### TASK PROMPT
Every entry, from the first to the last, should be written out exactly.

### AVAILABLE RECORDS
+++
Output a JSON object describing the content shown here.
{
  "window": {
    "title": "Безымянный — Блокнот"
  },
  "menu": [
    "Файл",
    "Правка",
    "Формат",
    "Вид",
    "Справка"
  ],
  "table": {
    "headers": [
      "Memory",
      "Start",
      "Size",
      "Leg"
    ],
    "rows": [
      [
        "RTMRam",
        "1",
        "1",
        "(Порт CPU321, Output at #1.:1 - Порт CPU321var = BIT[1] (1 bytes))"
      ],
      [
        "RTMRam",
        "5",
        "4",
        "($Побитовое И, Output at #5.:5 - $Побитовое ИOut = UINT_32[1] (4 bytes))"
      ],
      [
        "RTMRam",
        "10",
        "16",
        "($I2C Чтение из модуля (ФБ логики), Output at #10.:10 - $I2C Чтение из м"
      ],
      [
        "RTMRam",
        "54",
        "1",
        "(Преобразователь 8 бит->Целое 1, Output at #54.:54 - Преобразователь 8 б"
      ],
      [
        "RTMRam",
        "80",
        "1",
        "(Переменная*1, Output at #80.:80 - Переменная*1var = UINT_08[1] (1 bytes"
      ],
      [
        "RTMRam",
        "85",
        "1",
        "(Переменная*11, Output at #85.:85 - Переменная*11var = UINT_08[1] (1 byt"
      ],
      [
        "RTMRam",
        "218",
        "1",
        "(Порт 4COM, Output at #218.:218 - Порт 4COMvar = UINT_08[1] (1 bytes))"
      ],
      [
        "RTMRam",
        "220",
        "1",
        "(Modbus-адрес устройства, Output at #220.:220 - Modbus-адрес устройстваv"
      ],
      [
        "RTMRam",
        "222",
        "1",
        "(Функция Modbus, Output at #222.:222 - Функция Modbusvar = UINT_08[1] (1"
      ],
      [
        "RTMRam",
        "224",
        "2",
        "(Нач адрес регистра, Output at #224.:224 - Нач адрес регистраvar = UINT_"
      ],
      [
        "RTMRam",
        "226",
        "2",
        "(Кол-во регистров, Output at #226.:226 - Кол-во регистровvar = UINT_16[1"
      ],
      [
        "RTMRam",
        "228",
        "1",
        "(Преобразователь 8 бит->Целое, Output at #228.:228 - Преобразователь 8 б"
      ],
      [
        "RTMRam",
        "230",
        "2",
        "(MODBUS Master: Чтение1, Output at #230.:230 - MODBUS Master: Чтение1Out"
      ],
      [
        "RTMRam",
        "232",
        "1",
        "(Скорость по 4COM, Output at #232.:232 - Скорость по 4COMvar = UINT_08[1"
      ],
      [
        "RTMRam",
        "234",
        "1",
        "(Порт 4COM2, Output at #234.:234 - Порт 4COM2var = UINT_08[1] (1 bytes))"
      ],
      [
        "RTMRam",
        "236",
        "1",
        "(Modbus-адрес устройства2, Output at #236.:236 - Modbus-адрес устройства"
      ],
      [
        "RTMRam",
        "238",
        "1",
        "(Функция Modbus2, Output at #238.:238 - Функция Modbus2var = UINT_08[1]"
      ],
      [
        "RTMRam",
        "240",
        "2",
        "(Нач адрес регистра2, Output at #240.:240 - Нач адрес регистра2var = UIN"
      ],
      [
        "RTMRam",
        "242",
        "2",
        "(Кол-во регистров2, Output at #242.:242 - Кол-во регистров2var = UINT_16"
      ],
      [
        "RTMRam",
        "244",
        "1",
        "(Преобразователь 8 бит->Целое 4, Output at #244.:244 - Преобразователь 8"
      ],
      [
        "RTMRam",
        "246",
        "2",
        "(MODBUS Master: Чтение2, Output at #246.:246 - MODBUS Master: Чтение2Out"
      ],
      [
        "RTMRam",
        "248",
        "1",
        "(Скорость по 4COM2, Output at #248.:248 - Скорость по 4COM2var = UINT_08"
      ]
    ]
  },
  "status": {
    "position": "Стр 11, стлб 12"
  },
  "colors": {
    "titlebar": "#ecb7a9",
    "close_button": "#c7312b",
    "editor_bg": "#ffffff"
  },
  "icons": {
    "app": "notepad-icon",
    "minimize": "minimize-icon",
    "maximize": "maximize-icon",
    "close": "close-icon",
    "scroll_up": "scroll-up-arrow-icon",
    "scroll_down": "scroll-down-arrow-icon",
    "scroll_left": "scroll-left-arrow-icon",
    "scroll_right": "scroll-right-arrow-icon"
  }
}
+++
### OUTPUT BELOW
Output a JSON object describing the content shown here.
{
  "window": {
    "title": "Безымянный — Блокнот"
  },
  "menu": [
    "Файл",
    "Правка",
    "Формат",
    "Вид",
    "Справка"
  ],
  "table": {
    "headers": [
      "Memory",
      "Start",
      "Size",
      "Leg"
    ],
    "rows": [
      [
        "RTMRam",
        "1",
        "1",
        "(Порт CPU321, Output at #1.:1 - Порт CPU321var = BIT[1] (1 bytes))"
      ],
      [
        "RTMRam",
        "5",
        "4",
        "($Побитовое И, Output at #5.:5 - $Побитовое ИOut = UINT_32[1] (4 bytes))"
      ],
      [
        "RTMRam",
        "10",
        "16",
        "($I2C Чтение из модуля (ФБ логики), Output at #10.:10 - $I2C Чтение из м"
      ],
      [
        "RTMRam",
        "54",
        "1",
        "(Преобразователь 8 бит->Целое 1, Output at #54.:54 - Преобразователь 8 б"
      ],
      [
        "RTMRam",
        "80",
        "1",
        "(Переменная*1, Output at #80.:80 - Переменная*1var = UINT_08[1] (1 bytes"
      ],
      [
        "RTMRam",
        "85",
        "1",
        "(Переменная*11, Output at #85.:85 - Переменная*11var = UINT_08[1] (1 byt"
      ],
      [
        "RTMRam",
        "218",
        "1",
        "(Порт 4COM, Output at #218.:218 - Порт 4COMvar = UINT_08[1] (1 bytes))"
      ],
      [
        "RTMRam",
        "220",
        "1",
        "(Modbus-адрес устройства, Output at #220.:220 - Modbus-адрес устройстваv"
      ],
      [
        "RTMRam",
        "222",
        "1",
        "(Функция Modbus, Output at #222.:222 - Функция Modbusvar = UINT_08[1] (1"
      ],
      [
        "RTMRam",
        "224",
        "2",
        "(Нач адрес регистра, Output at #224.:224 - Нач адрес регистраvar = UINT_"
      ],
      [
        "RTMRam",
        "226",
        "2",
        "(Кол-во регистров, Output at #226.:226 - Кол-во регистровvar = UINT_16[1"
      ],
      [
        "RTMRam",
        "228",
        "1",
        "(Преобразователь 8 бит->Целое, Output at #228.:228 - Преобразователь 8 б"
      ],
      [
        "RTMRam",
        "230",
        "2",
        "(MODBUS Master: Чтение1, Output at #230.:230 - MODBUS Master: Чтение1Out"
      ],
      [
        "RTMRam",
        "232",
        "1",
        "(Скорость по 4COM, Output at #232.:232 - Скорость по 4COMvar = UINT_08[1"
      ],
      [
        "RTMRam",
        "234",
        "1",
        "(Порт 4COM2, Output at #234.:234 - Порт 4COM2var = UINT_08[1] (1 bytes))"
      ],
      [
        "RTMRam",
        "236",
        "1",
        "(Modbus-адрес устройства2, Output at #236.:236 - Modbus-адрес устройства"
      ],
      [
        "RTMRam",
        "238",
        "1",
        "(Функция Modbus2, Output at #238.:238 - Функция Modbus2var = UINT_08[1]"
      ],
      [
        "RTMRam",
        "240",
        "2",
        "(Нач адрес регистра2, Output at #240.:240 - Нач адрес регистра2var = UIN"
      ],
      [
        "RTMRam",
        "242",
        "2",
        "(Кол-во регистров2, Output at #242.:242 - Кол-во регистров2var = UINT_16"
      ],
      [
        "RTMRam",
        "244",
        "1",
        "(Преобразователь 8 бит->Целое 4, Output at #244.:244 - Преобразователь 8"
      ],
      [
        "RTMRam",
        "246",
        "2",
        "(MODBUS Master: Чтение2, Output at #246.:246 - MODBUS Master: Чтение2Out"
      ],
      [
        "RTMRam",
        "248",
        "1",
        "(Скорость по 4COM2, Output at #248.:248 - Скорость по 4COM2var = UINT_08"
      ]
    ]
  },
  "status": {
    "position": "Стр 11, стлб 12"
  },
  "colors": {
    "titlebar": "#ecb7a9",
    "close_button": "#c7312b",
    "editor_bg": "#ffffff"
  },
  "icons": {
    "app": "notepad-icon",
    "minimize": "minimize-icon",
    "maximize": "maximize-icon",
    "close": "close-icon",
    "scroll_up": "scroll-up-arrow-icon",
    "scroll_down": "scroll-down-arrow-icon",
    "scroll_left": "scroll-left-arrow-icon",
    "scroll_right": "scroll-right-arrow-icon"
  }
}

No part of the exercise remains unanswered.